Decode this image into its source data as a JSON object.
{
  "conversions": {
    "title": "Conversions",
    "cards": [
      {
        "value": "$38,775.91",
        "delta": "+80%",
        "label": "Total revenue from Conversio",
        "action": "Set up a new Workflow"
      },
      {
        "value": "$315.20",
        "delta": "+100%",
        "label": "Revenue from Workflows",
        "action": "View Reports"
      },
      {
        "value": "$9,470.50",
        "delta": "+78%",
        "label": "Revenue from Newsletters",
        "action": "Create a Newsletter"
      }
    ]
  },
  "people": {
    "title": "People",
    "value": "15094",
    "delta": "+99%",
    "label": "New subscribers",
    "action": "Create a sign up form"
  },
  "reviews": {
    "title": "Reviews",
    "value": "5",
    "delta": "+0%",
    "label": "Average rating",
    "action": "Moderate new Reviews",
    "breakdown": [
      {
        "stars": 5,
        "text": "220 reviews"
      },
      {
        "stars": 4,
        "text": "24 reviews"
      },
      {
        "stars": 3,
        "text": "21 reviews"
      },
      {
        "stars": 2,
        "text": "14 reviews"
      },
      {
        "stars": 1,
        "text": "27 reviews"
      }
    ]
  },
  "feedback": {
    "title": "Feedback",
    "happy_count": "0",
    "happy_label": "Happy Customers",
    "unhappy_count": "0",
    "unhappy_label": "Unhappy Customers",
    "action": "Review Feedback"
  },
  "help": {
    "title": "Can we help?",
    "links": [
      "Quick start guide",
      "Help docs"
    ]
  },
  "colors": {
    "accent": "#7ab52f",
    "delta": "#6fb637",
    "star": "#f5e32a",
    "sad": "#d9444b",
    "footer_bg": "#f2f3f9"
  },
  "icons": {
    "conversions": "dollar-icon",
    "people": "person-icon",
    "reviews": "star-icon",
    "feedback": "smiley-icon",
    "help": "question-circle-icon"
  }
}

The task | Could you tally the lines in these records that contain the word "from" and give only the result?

Answer below | 3